Monday, November 13, 2006

Transactions, concurrency, performance

In distributed environment performance is an important criteria for software. To achieve performance, we need to make our software work fast and effective. I will try to describe a problem that you may encounter when developing such application, and of course, a solution which may be helpful.

Let's say you have an application in which you need to work with many user data, where frequent database access is foreseen. In this application you need fast access to existing data. As your application is distributed, data access is required from several locations. You may get in trouble for concurrent data access or reading dirty data. Modifications of the same data should be avoided.

An option is to use a database. Although, this will not provide you satisfaction when it comes to performance. Suppose you need to handle data operations. As soon as data is available, it will be processed by your application from the other locations. Concurrent access will be managed by database - transactions will slow you down even more. And it will not make your application performance better. In principal for performance issues using a database is not the best choice, instead using a cahe would be a better choice.

A distributed cache would suit your needs in this case (see JBoss Cache).

O/R operations in cache are performed at high speed. Using JBoss Cache, you can also have your data distributed on many locations. And you will have fast data access, as your data will be replicated and available on the locations you choose to configure. But to increase the performance of your application, you may choose to use or not transactions. Jboss Cache provides the following transaction configuration options (analogous to database isolation levels): NONE, READ_UNCOMMITTED, READ_COMMITTED, REPEATABLE_READ, or SERIALIZABLE (for detailed description of levels please see here). REPEATABLE_READ is the default isolation level used. You should know that Jboss Cache by default is using the pessimistic locking scheme to avoid concurrent data access.
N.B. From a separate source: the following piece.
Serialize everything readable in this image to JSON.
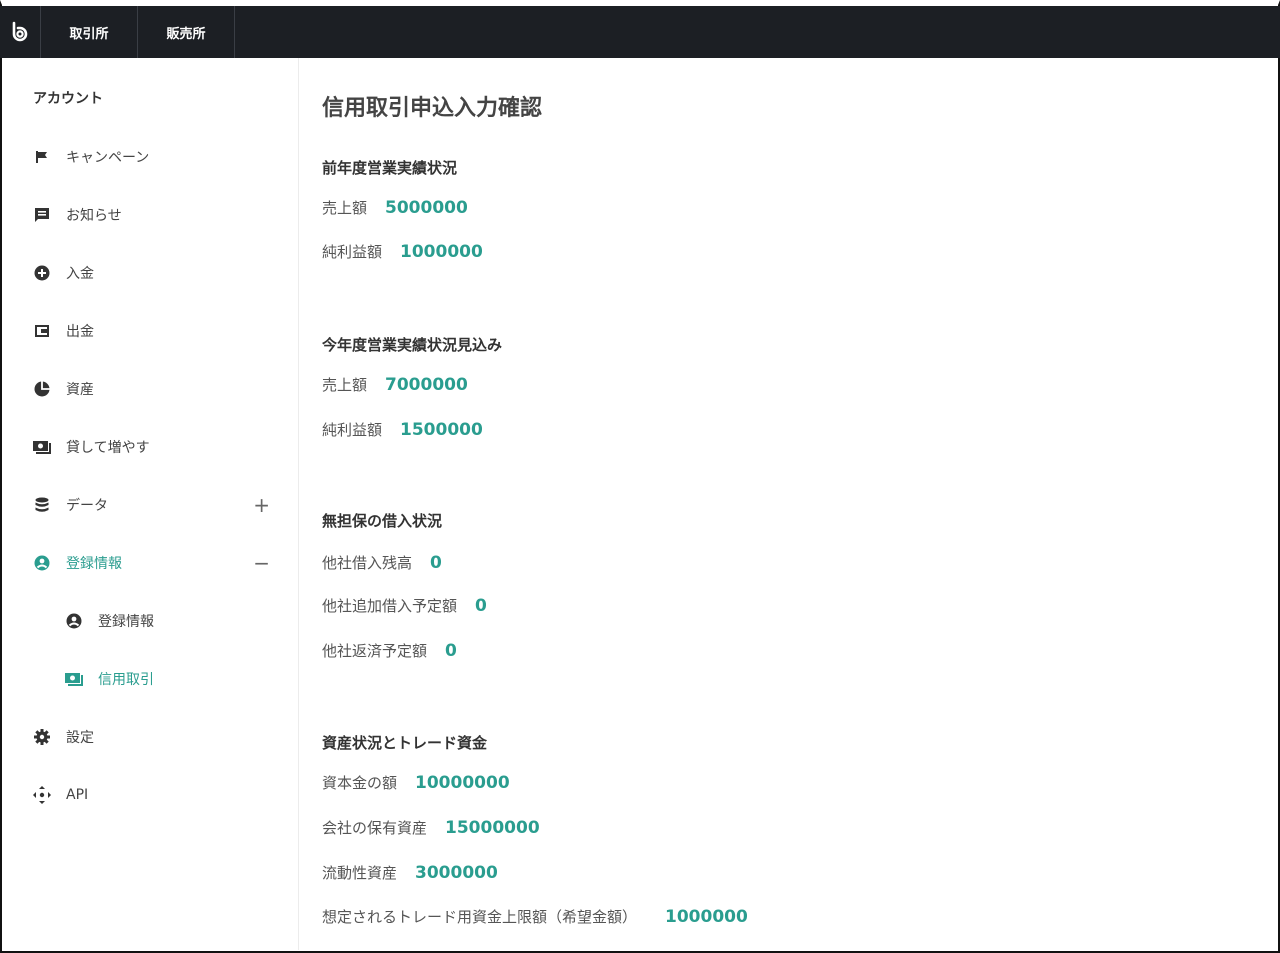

The idea behind using distributed cache and achieving performance is having such a cache structure, where writing reading may be performed without causing exceptions. More precisely, writing to the cache should be performed in the same cache node (read here more about the cache structure) by the application running on a location. This means, you need a cache structure based on the number of the locations your application is distributed on. Creation of the cache should be done on-the-fly: when the application is not available on a location, it should not have a cache entry. Now we have a write-safe cache. As for reading, we can choose from several strategies: you could use the default isolation level, which uses a read-write lock. This you don't need entirely, as you can write your cache safely. So for reading you could use the READ_COMMITTED or READ_UNCOMMITTED values, depending on how your application handles data integrity. But if you handle dirty data and you are for performance, you could pick the the transaction isolation level NONE - where no transaction support is provided. To improve concurrency and performance, you should care for the configurable locking mode OPTIMISTIC, which if is enabled, transaction isolation levels are ignored. With this configuration mode you still have transactions.

The correct configurations, though, are application and requirement specific.

Technorati tags: design, JBoss Cache, transactions, concurrency, performance.